It’s a fact: I love libraries too much.
I suppose it’s not the worst addictive habit to have. I just thought that I wouldn’t want to be in another relatively quiet room, surrounded by books and the laughter of small children scouring picture books on one of my two days off from working at my own community library. But no. I’ve found myself in just another library today. Another thing: it’s not the first time this summer it has happened. A few weeks ago I stopped at one library to read and write for half an hour before driving down the road to start work . . . at the library.
There are many different stages of my life that helped build this habit. Vague memories of traveling to the libraries in Naperville Illinois and Brentwood Tennessee when I was very little. Sweet librarians in both my elementary and middle school libraries in Austin, Texas (fun fact: both librarians are still working at those schools now. I guess it’s a hard job to retire from, but at the same time I love knowing more generations are going to get the same loving introduction to libraries as I did). During middle school my friends and I would chow down our lunches quickly and dash into the cool library for the remainder of the period, chatting about Lone Star book with Mrs. Lloyd until the bell pulled us back to class.
The habit lapsed for some reason in high school and even at the beginning of my undergraduate career at Rice, I stayed away from Fondren’s never-ending stacks and cold floors for my first two years. Until I studied abroad at Oxford University. I spent so much time in libraries partially because my college, Hertford, was across the street from one of the world’s most famous libraries, the Bodleian and its accompanying iconic building, the Radcliffe Camera. But I continued to explore various spots in Oxford’s various libraries because that’s some of the first advice I received from the head visiting students tutor. She told us not to spend most of the time in our rooms, studying within the same blank walls, but to change it up not only from day to day and week to week, but from morning to afternoon. I began to transfer locations not only when I needed new resources, but when the mood struck me after lunch. Each table, each chair, each floor of the libraries had a different feel to it. Sometimes it led me to a pushed away corner or a darker corridor where no one would come by to distract my glance from the screen or book. Sometimes it led me to communal study tables where everyone focused, but with their books piled up and mixed together.
And now the habit continues.
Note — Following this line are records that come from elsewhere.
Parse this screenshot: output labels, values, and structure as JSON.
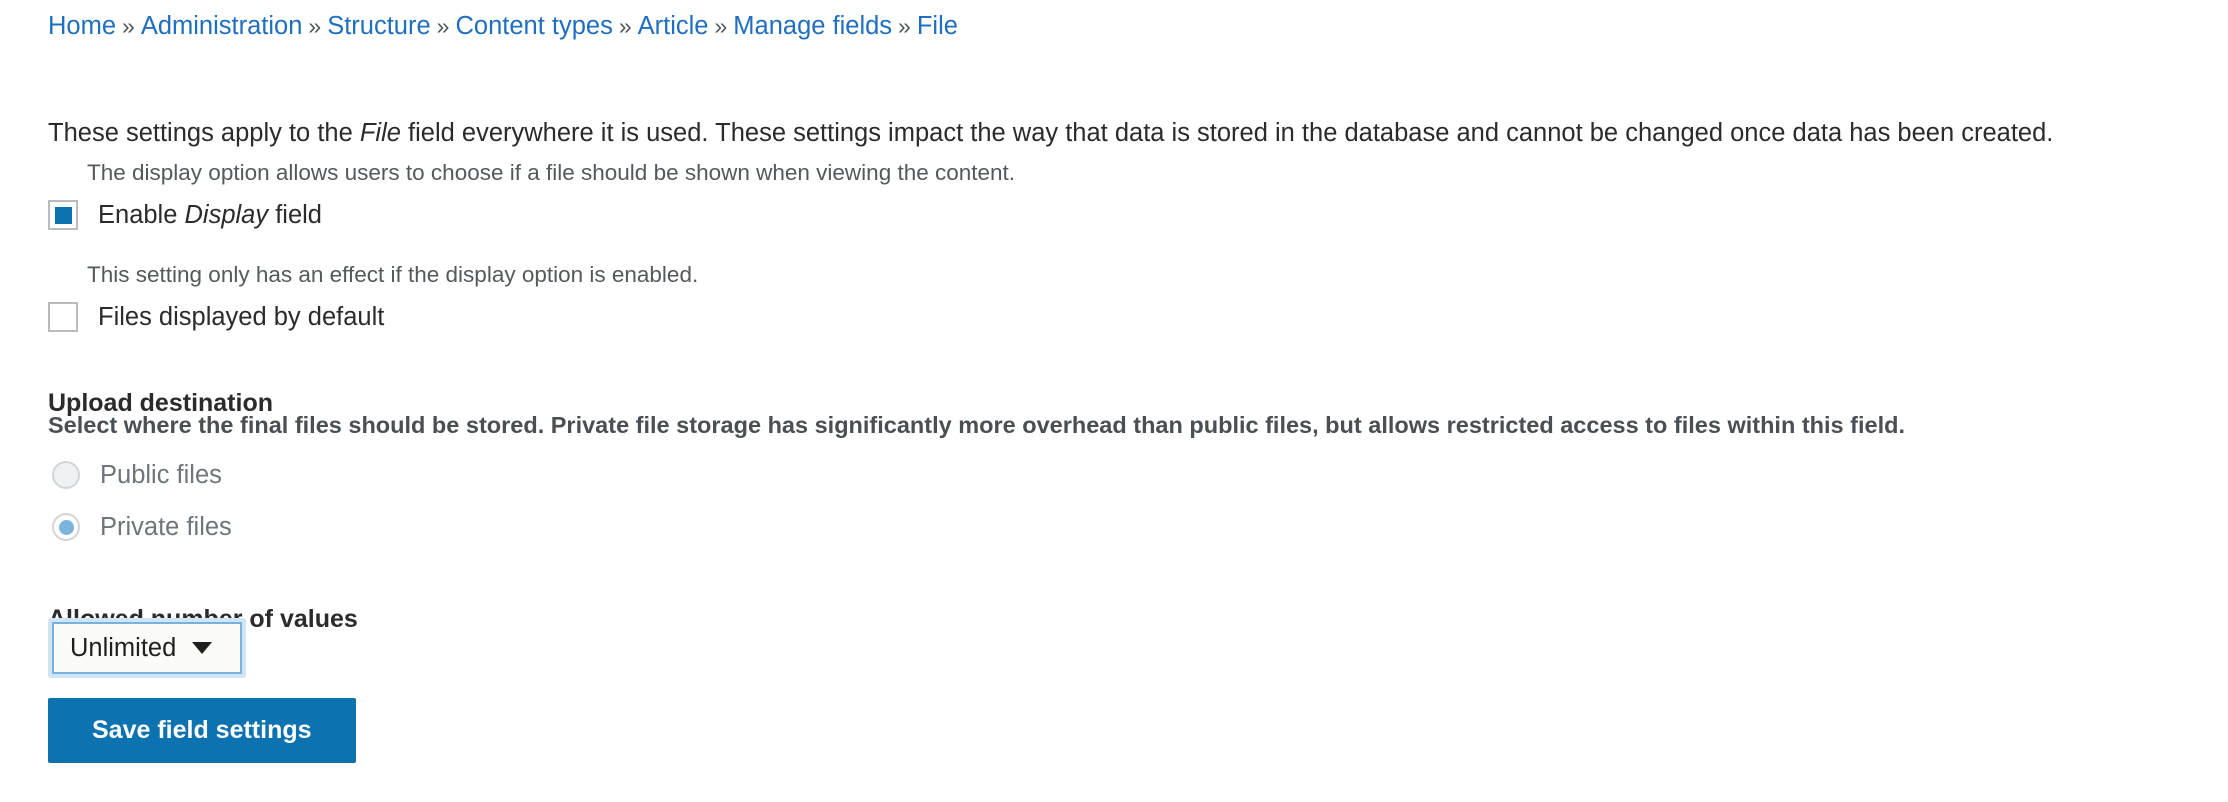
{
  "breadcrumb": {
    "separator": "»",
    "items": [
      {
        "label": "Home"
      },
      {
        "label": "Administration"
      },
      {
        "label": "Structure"
      },
      {
        "label": "Content types"
      },
      {
        "label": "Article"
      },
      {
        "label": "Manage fields"
      },
      {
        "label": "File"
      }
    ]
  },
  "intro": {
    "before_em": "These settings apply to the ",
    "em": "File",
    "after_em": " field everywhere it is used. These settings impact the way that data is stored in the database and cannot be changed once data has been created."
  },
  "display_field": {
    "description": "The display option allows users to choose if a file should be shown when viewing the content.",
    "label_before_em": "Enable ",
    "label_em": "Display",
    "label_after_em": " field",
    "checked": true
  },
  "files_displayed": {
    "description": "This setting only has an effect if the display option is enabled.",
    "label": "Files displayed by default",
    "checked": false
  },
  "upload_destination": {
    "title": "Upload destination",
    "description": "Select where the final files should be stored. Private file storage has significantly more overhead than public files, but allows restricted access to files within this field.",
    "options": [
      {
        "label": "Public files",
        "selected": false
      },
      {
        "label": "Private files",
        "selected": true
      }
    ]
  },
  "allowed_number_of_values": {
    "title": "Allowed number of values",
    "selected": "Unlimited"
  },
  "actions": {
    "save_label": "Save field settings"
  },
  "colors": {
    "link": "#1f6fc0",
    "accent": "#0c72b0",
    "radio_dot": "#7cb4dd",
    "focus_ring": "#cfe4f4",
    "text": "#2b2b2b",
    "muted_text": "#55595c"
  }
}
I work in the Bee Cave Library, a community library very much in the center of family activities with its large picture book section and its location literally in the center of the city. It’s never a quiet space, but one where multiple librarians or patrons can chime in with a great, unexpected suggestion. Especially for fun reads. I don’t know the Lake Travis Community Library as well, but it has a fabulous view at the back of a water feature. The modern architecture sometimes feels cold and unwelcoming, but it offers some of the best armchairs for deep focus.
There are so many libraries I could review, so many other reasons why I love these free community spaces. I have to remind myself to slow down and think about all the wonderful new libraries I will get to frequent next year in Toronto and at York University.
Library nerd forever! You can’t make me ashamed of hanging out with librarians at the bar down the block after a long shift or “library-hopping.”